They claim the moral high ground, but actually violate everything Jesus stood for. We hear a lot of talk about posting the Ten Commandments in courthouses, but we really should be reading the Sermon on the Mount and Matthew 25 outside every legislature.
They claim to stand for small government, but actually disdain all government, from police forces (begging for gun controls) to public hospitals (saddled with the uninsured), from food stamps to schools, from consumer protections to online privacy, from bridge and highway repairs to housing values. Down with government, they say, except, of course, for government’s ability to shift public money to the wealthy.
They claim to be patriotic, but actually violate every reasonable value this nation holds dear — including values extolled in years past by genuine conservatives.
Posts Tagged ‘ethics’
Two or three times here before I’ve called capital punishment “heresy.” What do I mean? It is my considered opinion that belief that capital punishment, at least as it is known and practiced in the U.S. today, is a heresy when espoused by Christians. It manifests an embrace of the myth of redemptive violence by humans and flies in the face of the ethic of Jesus which forbids violent retribution. It is absolutely, incontrovertibly contrary to love. And it is, as practiced in the U.S. today, manifestly unjust.
I believe Christian churches of all kinds ought to do more to oppose capital punishment. They ought, at the very least, to declare it incompatible with Christian faith and put members who openly believe in it under some kind of discipline (not necessarily excommunication but at least forbidding them to teach it in the ecclesial context). And those who practice it, actively seeking it and participating in it, should be excommunicated from Christian churches. It ought to be a matter of status confessionis—as apartheid was declared by the World Alliance of Reformed Churches which helped lead to its downfall in South Africa.
Go and read the whole essay—it’s well worth it.
A year ago tomorrow we moved into our little carriage house downtown, with its front door on a brick courtyard featuring a large Japanese maple, an even larger magnolia tree, and a small fountain. Work is five or ten minutes away for both my husband and me; everything we need is a short walk away, or else accessible by public transportation. We love it and hope to stay here a long time.
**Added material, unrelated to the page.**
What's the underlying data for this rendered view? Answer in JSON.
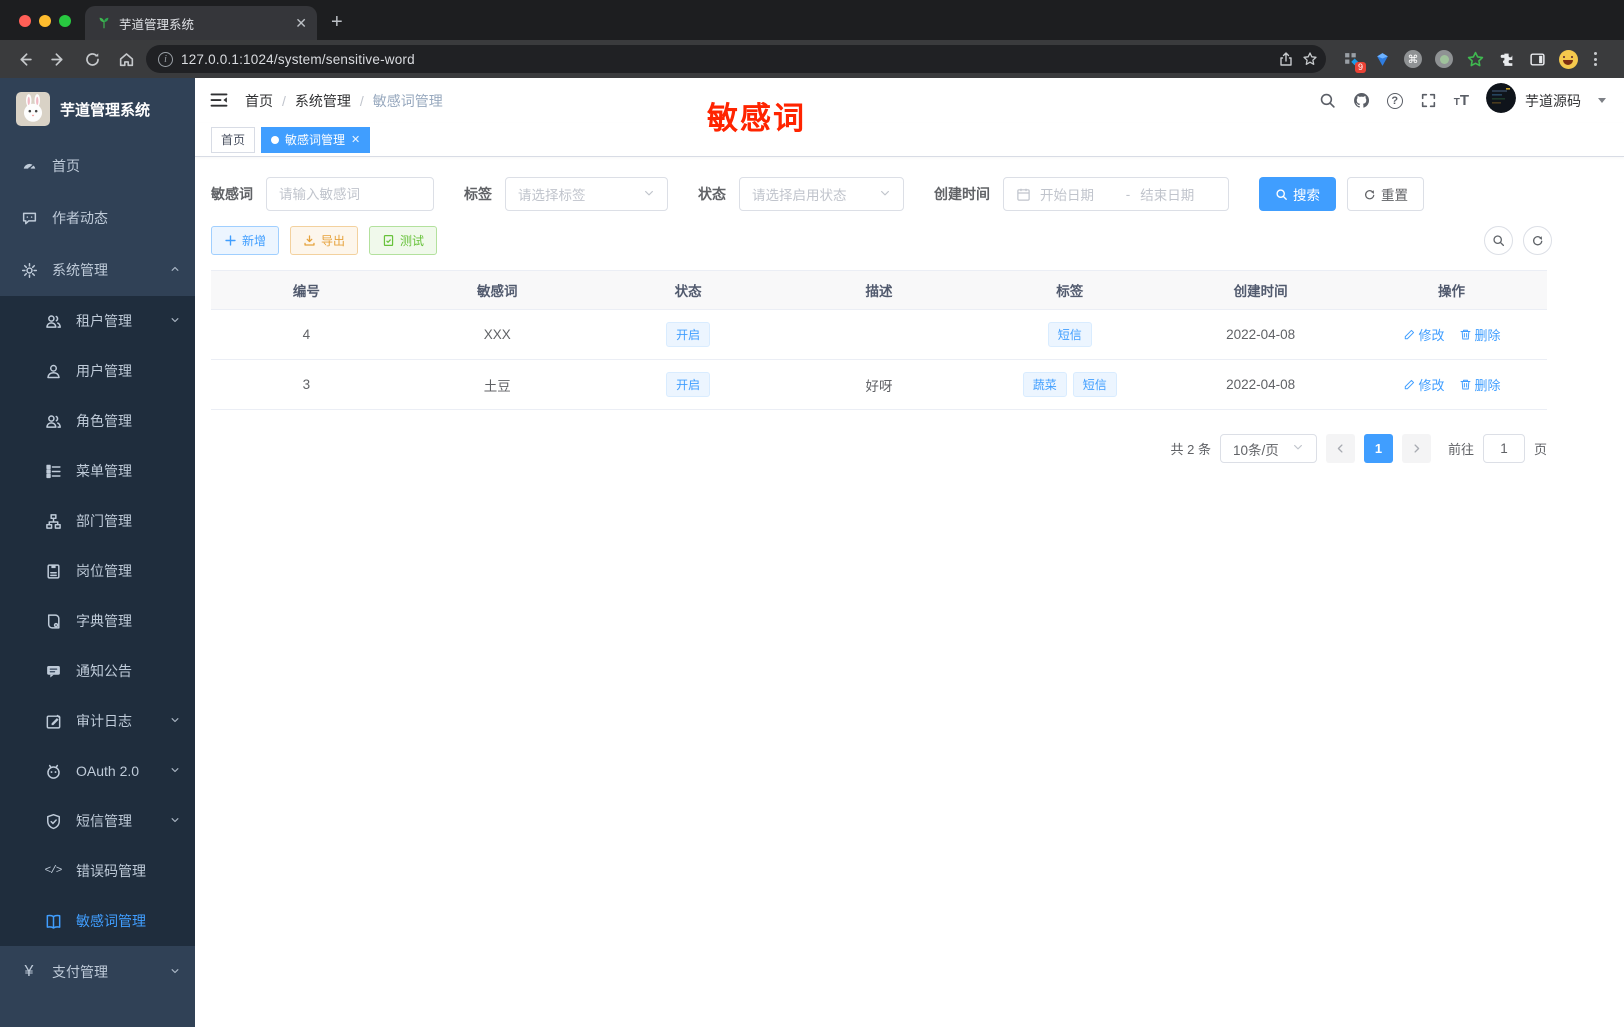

This particular weekend, however, happens to be Pride Weekend. We were too busy last year, and then too tired that night, to be much disturbed by the goings-on; we just made sure to start our moving early in the day so we could finish before the Pride Parade, which starts at 3:30. When we arrived with the moving truck around ten a.m., the open parking lot behind our house was already occupied by a camp of lesbians. Right now, an abundance of people are out back tailgating, eating, drinking, embracing friends, engaging in such lewd games as beanbag toss, and dancing to loud music with a heavy bass beat. People are scantily clad, but mostly in outfits you would see on the beach, or at a cookout in a state park; it’s just that you don’t usually see those outfits downtown on an asphalt-paved parking lot. A lot of the women have unconventional hair–either very little of it, or sculpted achievements in bright artificial colors. If it weren’t for the backbeat, which is making my musician husband cross, neither of us would mind the party in the least.
Gay, lesbian, queer, bisexual, transgender, butch, femme, polyamorous… people have a lot of names and labels nowadays for their sexuality, their relationships, their self-presentation. Myself, I am a practitioner of the love that need not speak its name, because it’s taken for granted: I’m monogamously married to a partner of the opposite sex. I find monogamy easy, just as I find, say, not drinking scotch easy. I like the taste of wine better than the taste of scotch; I like settling with one partner better than circulating amongst many. As C.S. Lewis said, wisely, it would be hypocritical of me to judge other people for giving in to a temptation that I myself have never found tempting.
The truth is, though, that I don’t find the shenanigans going on around me right today particularly sinful. (I do like the word “shenanigans”, though.) I’ve come to a point where I believe that good sex, non-sinful sex, is simply sex that fulfills the following criteria:
- it’s genuinely consensual;
- it’s reasonably safe from the risk of disease, unwanted pregnancy, or other dangers (if, for example, you like to play with ropes, you should know how to untie them quickly if necessary);
- it’s not in violation of any existing commitments to other partners;
- with the rider that any children that result should be wanted, and should be cared for with the utmost responsibility.